Fourteen counts have now been laid against Keith Nordick, 41, of Saskatchewan in connection with operations of the Tri-West investment Club, which officials allege was a $60-million scam.
Nordick was arrested in Los Angeles on May 13 after he was expelled from Mexico.
U.S. authorities claim Tri-West, which operated between 1999 and 2001, promised members a high return on their money, bonuses for finding new members, and no risk on original investments.
Prosecutors also said the "Ponzi scheme" used cash from new investors to pay earlier investors. About 15,000 people worldwide lost money, they claim.
Waage pleaded guilty to mail fraud, wire fraud, and conspiracy to commit money laundering in 2003, and is awaiting sentencing.
Also awaiting sentencing is James Michael Webb, 41, a California website designer with Tri-West Investment Club, who was indicted on numerous charges and pleaded guilty in 2003.
Cary Waage, Alyn Waage's son, pleaded guilty in April 2002 to charges of mail fraud and conspiring to commit money laundering.
U.S. authorities are still looking for two other people, Lynn Waage Johnston, Alyn Waage's sister and Evan Theodore Pryor Smith.
07/04 - California - In a Sacramento courtroom on Friday, a 28-year-old Canadian learned he will spend 50 months in prison for his role in an Internet-based investment scheme that bilked $58 million out of more than 15,000 investors.
Even though he's been sentenced to more than four years behind bars, things could have been much worse for Cary Waage.
Because he cooperated with authorities, Waage was given a reduced term by U.S. District Judge Edward Garcia.
The scheme operated by Waage solicited investors to put money into what was termed a "bank debenture trading program."
Online promotional materials promised a 120 percent return on investments placed with the Tri-West Investment Club.
The investment program was run as a "Ponzi scheme," using money from new investors to pay off early participants.
As the number of investors grew, Wage and his partners siphoned off money that was used to purchase property in Central America, luxury cars, a yacht and a helicopter.
Two other men involved in the scheme have already entered guilty pleas to fraud charges.

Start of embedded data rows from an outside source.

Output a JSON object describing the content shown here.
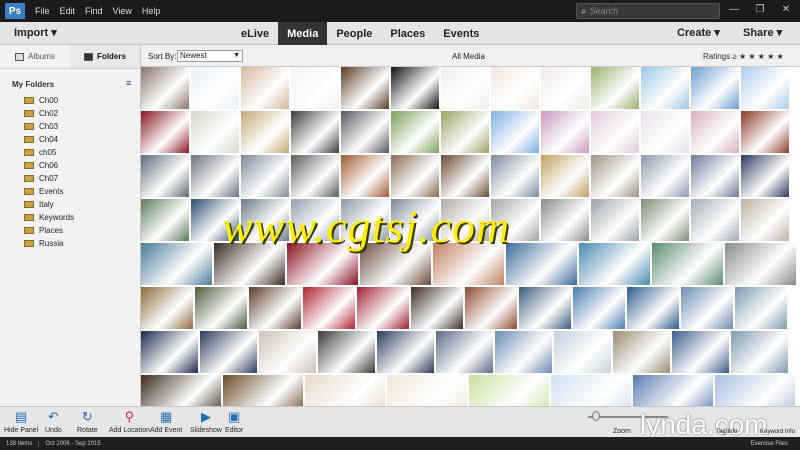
{
  "menubar": {
    "logo": "Ps",
    "items": [
      "File",
      "Edit",
      "Find",
      "View",
      "Help"
    ],
    "search_placeholder": "Search"
  },
  "topbar": {
    "import_label": "Import",
    "tabs": [
      "eLive",
      "Media",
      "People",
      "Places",
      "Events"
    ],
    "active_tab": "Media",
    "create_label": "Create",
    "share_label": "Share"
  },
  "sidebar": {
    "albums_label": "Albums",
    "folders_label": "Folders",
    "my_folders_label": "My Folders",
    "folders": [
      "Ch00",
      "Ch02",
      "Ch03",
      "Ch04",
      "ch05",
      "Ch06",
      "Ch07",
      "Events",
      "Italy",
      "Keywords",
      "Places",
      "Russia"
    ]
  },
  "subbar": {
    "sort_label": "Sort By:",
    "sort_value": "Newest",
    "view_label": "All Media",
    "ratings_label": "Ratings",
    "ratings_op": "≥",
    "stars": "★ ★ ★ ★ ★"
  },
  "watermark": "www.cgtsj.com",
  "grid": {
    "rows": [
      [
        "#8a7468",
        "#e8f0f5",
        "#d5b59a",
        "#f2f2f2",
        "#5a3a22",
        "#111111",
        "#eeeeee",
        "#f2e8dc",
        "#f0eaea",
        "#98b06a",
        "#9ac6e6",
        "#6c9cd0",
        "#aaccec"
      ],
      [
        "#8a1420",
        "#d8d4cc",
        "#c6a874",
        "#3a3a36",
        "#555560",
        "#7aa05a",
        "#9aa060",
        "#7ab0e0",
        "#c698c0",
        "#e0c8d8",
        "#e8e0ea",
        "#d8b0b8",
        "#8a3a28"
      ],
      [
        "#5a6a7a",
        "#6a7080",
        "#7a8a9a",
        "#5a5a60",
        "#a05a30",
        "#8a6a50",
        "#6a4a30",
        "#7a8aa0",
        "#c0a060",
        "#a09080",
        "#8a9ab0",
        "#6a7a9a",
        "#2a3a60"
      ],
      [
        "#5a7a5a",
        "#2a4a70",
        "#6a7a8a",
        "#90a0b0",
        "#8a9aaa",
        "#7a8a9a",
        "#b0a8a0",
        "#a0a4a8",
        "#8a8a8a",
        "#9aa0a8",
        "#7a8a70",
        "#a0aab8",
        "#c0b0a0"
      ],
      [
        "#4a7a9a",
        "#3a2a20",
        "#8a1020",
        "#6a4a3a",
        "#c08060",
        "#3a6a9a",
        "#4a8ab0",
        "#5a8a70",
        "#888a8a"
      ],
      [
        "#8a6a3a",
        "#4a5a3a",
        "#5a3a2a",
        "#b02030",
        "#a02030",
        "#3a2a20",
        "#8a4a30",
        "#3a5a7a",
        "#4a7ab0",
        "#2a5a8a",
        "#6a8ab0",
        "#7a9ab0"
      ],
      [
        "#1a2a4a",
        "#2a3a5a",
        "#d0c0b0",
        "#3a3a3a",
        "#2a3a5a",
        "#5a6a8a",
        "#6a8ab0",
        "#c0d0e0",
        "#9a8a70",
        "#3a5a8a",
        "#7a9ab0"
      ],
      [
        "#3a2a1a",
        "#6a4a2a",
        "#e8d8c8",
        "#f0e8d8",
        "#c8e0a0",
        "#d0e0f0",
        "#5a7ab0",
        "#aac0e0"
      ]
    ]
  },
  "bottombar": {
    "tools": [
      "Hide Panel",
      "Undo",
      "Rotate",
      "Add Location",
      "Add Event",
      "Slideshow",
      "Editor"
    ],
    "zoom_label": "Zoom",
    "lynda": "lynda.com",
    "keyword_label": "Tag/Info",
    "keyword_label2": "Keyword Info"
  },
  "statusbar": {
    "count": "138 Items",
    "range": "Oct 2006 - Sep 2015",
    "right": "Exercise Files"
  }
}
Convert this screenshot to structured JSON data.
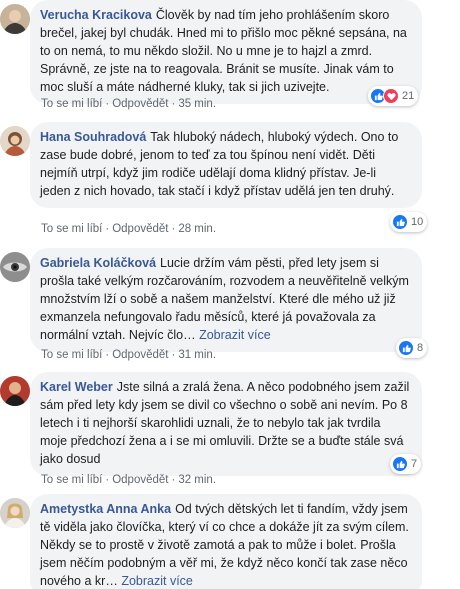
{
  "comments": [
    {
      "author": "Verucha Kracikova",
      "text": "Člověk by nad tím jeho prohlášením skoro brečel, jakej byl chudák. Hned mi to přišlo moc pěkné sepsána, na to on nemá, to mu někdo složil. No u mne je to hajzl a zmrd. Správně, ze jste na to reagovala. Bránit se musíte. Jinak vám to moc sluší a máte nádherné kluky, tak si jich uzivejte.",
      "more": "",
      "like": "To se mi líbí",
      "reply": "Odpovědět",
      "time": "35 min.",
      "reaction_count": "21",
      "reactions": [
        "like-icon",
        "love-icon"
      ]
    },
    {
      "author": "Hana Souhradová",
      "text": "Tak hluboký nádech, hluboký výdech. Ono to zase bude dobré, jenom to teď za tou špínou není vidět. Děti nejmíň utrpí, když jim rodiče udělají doma klidný přístav. Je-li jeden z nich hovado, tak stačí i když přístav udělá jen ten druhý.",
      "more": "",
      "like": "To se mi líbí",
      "reply": "Odpovědět",
      "time": "28 min.",
      "reaction_count": "10",
      "reactions": [
        "like-icon"
      ]
    },
    {
      "author": "Gabriela Koláčková",
      "text": "Lucie držím vám pěsti, před lety jsem si prošla také velkým rozčarováním, rozvodem a neuvěřitelně velkým množstvím lží o sobě a našem manželství. Které dle mého už již exmanzela nefungovalo řadu měsíců, které já považovala za normální vztah. Nejvíc člo…",
      "more": "Zobrazit více",
      "like": "To se mi líbí",
      "reply": "Odpovědět",
      "time": "31 min.",
      "reaction_count": "8",
      "reactions": [
        "like-icon"
      ]
    },
    {
      "author": "Karel Weber",
      "text": "Jste silná a zralá žena. A něco podobného jsem zažil sám před lety kdy jsem se divil co všechno o sobě ani nevím. Po 8 letech i ti nejhorší skarohlidi uznali, že to nebylo tak jak tvrdila moje předchozí žena a i se mi omluvili. Držte se a buďte stále svá jako dosud",
      "more": "",
      "like": "To se mi líbí",
      "reply": "Odpovědět",
      "time": "32 min.",
      "reaction_count": "7",
      "reactions": [
        "like-icon"
      ]
    },
    {
      "author": "Ametystka Anna Anka",
      "text": "Od tvých dětských let ti fandím, vždy jsem tě viděla jako človíčka, který ví co chce a dokáže jít za svým cílem. Někdy se to prostě v životě zamotá a pak to může i bolet. Prošla jsem něčím podobným a věř mi, že když něco končí tak zase něco nového a kr…",
      "more": "Zobrazit více",
      "like": "",
      "reply": "",
      "time": "",
      "reaction_count": "",
      "reactions": []
    }
  ],
  "colors": {
    "author": "#385898",
    "bubble": "#f2f3f5",
    "like": "#1877f2",
    "love": "#f33e58"
  }
}
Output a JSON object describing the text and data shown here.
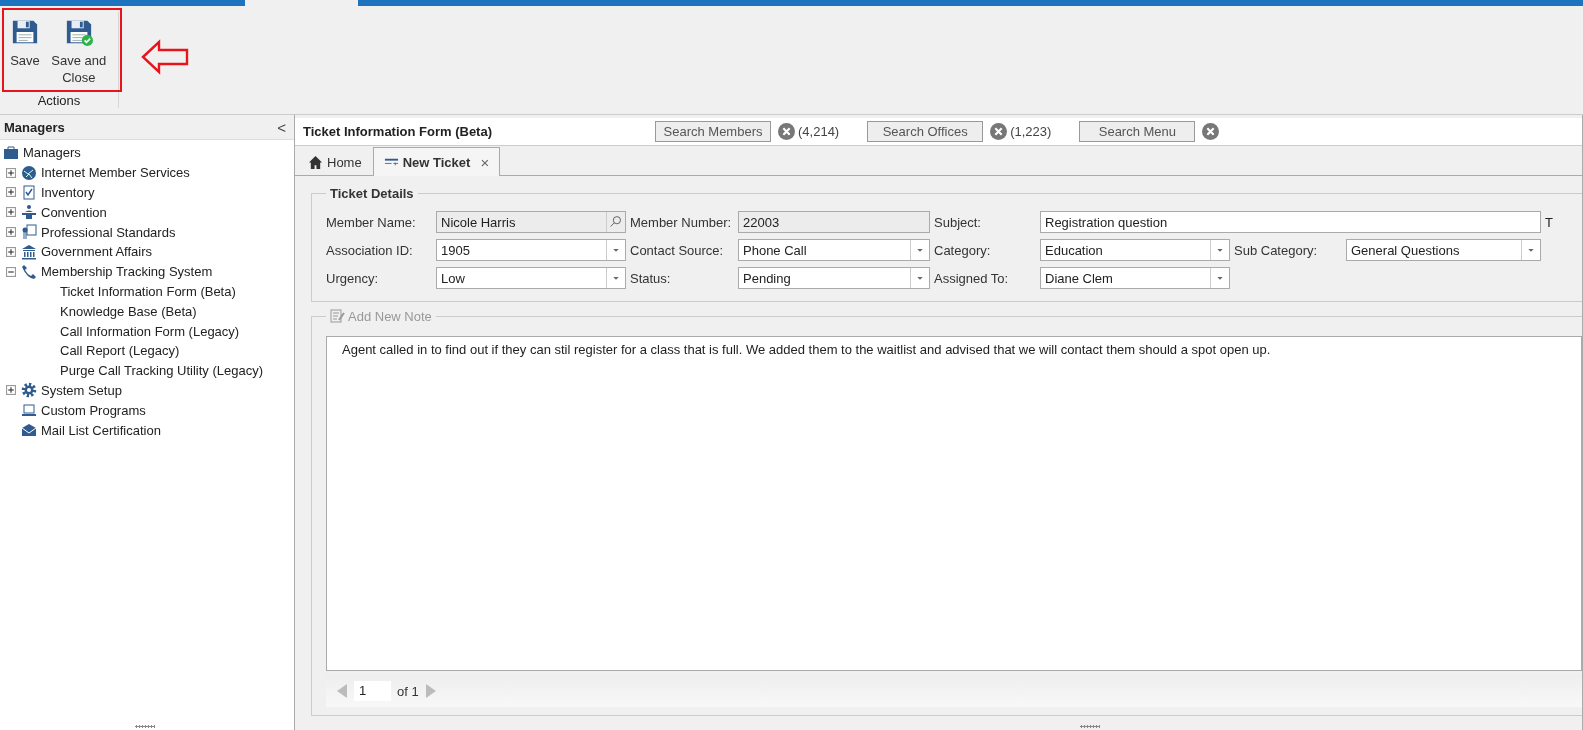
{
  "ribbon": {
    "buttons": [
      {
        "label": "Save",
        "kind": "save"
      },
      {
        "label": "Save and Close",
        "kind": "save-close"
      }
    ],
    "group_label": "Actions"
  },
  "sidebar": {
    "title": "Managers",
    "collapse_glyph": "<",
    "root": "Managers",
    "items": [
      {
        "label": "Internet Member Services",
        "expanded": false
      },
      {
        "label": "Inventory",
        "expanded": false
      },
      {
        "label": "Convention",
        "expanded": false
      },
      {
        "label": "Professional Standards",
        "expanded": false
      },
      {
        "label": "Government Affairs",
        "expanded": false
      },
      {
        "label": "Membership Tracking System",
        "expanded": true,
        "children": [
          {
            "label": "Ticket Information Form (Beta)"
          },
          {
            "label": "Knowledge Base (Beta)"
          },
          {
            "label": "Call Information Form (Legacy)"
          },
          {
            "label": "Call Report (Legacy)"
          },
          {
            "label": "Purge Call Tracking Utility (Legacy)"
          }
        ]
      },
      {
        "label": "System Setup",
        "expanded": false
      },
      {
        "label": "Custom Programs"
      },
      {
        "label": "Mail List Certification"
      }
    ]
  },
  "panel": {
    "title": "Ticket Information Form (Beta)",
    "searches": [
      {
        "label": "Search Members",
        "count": "(4,214)"
      },
      {
        "label": "Search Offices",
        "count": "(1,223)"
      },
      {
        "label": "Search Menu"
      }
    ],
    "tabs": [
      {
        "label": "Home",
        "selected": false
      },
      {
        "label": "New Ticket",
        "selected": true,
        "close_glyph": "×"
      }
    ],
    "ticket_details": {
      "title": "Ticket Details",
      "rows": [
        [
          {
            "label": "Member Name:",
            "value": "Nicole Harris",
            "kind": "lookup"
          },
          {
            "label": "Member Number:",
            "value": "22003",
            "kind": "readonly"
          },
          {
            "label": "Subject:",
            "value": "Registration question",
            "kind": "wide"
          }
        ],
        [
          {
            "label": "Association ID:",
            "value": "1905",
            "kind": "dropdown"
          },
          {
            "label": "Contact Source:",
            "value": "Phone Call",
            "kind": "dropdown"
          },
          {
            "label": "Category:",
            "value": "Education",
            "kind": "dropdown"
          },
          {
            "label": "Sub Category:",
            "value": "General Questions",
            "kind": "dropdown"
          }
        ],
        [
          {
            "label": "Urgency:",
            "value": "Low",
            "kind": "dropdown"
          },
          {
            "label": "Status:",
            "value": "Pending",
            "kind": "dropdown"
          },
          {
            "label": "Assigned To:",
            "value": "Diane Clem",
            "kind": "dropdown"
          }
        ]
      ],
      "cut_label": "T"
    },
    "note": {
      "title": "Add New Note",
      "text": "Agent called in to find out if they can stil register for a class that is full. We added them to the waitlist and advised that we will contact them should a spot open up.",
      "page": "1",
      "page_of": "of 1"
    }
  }
}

One of those men is Waage's father.
A third man is in custody and awaiting trial, while authorities are still looking for Waage's sister and another suspect.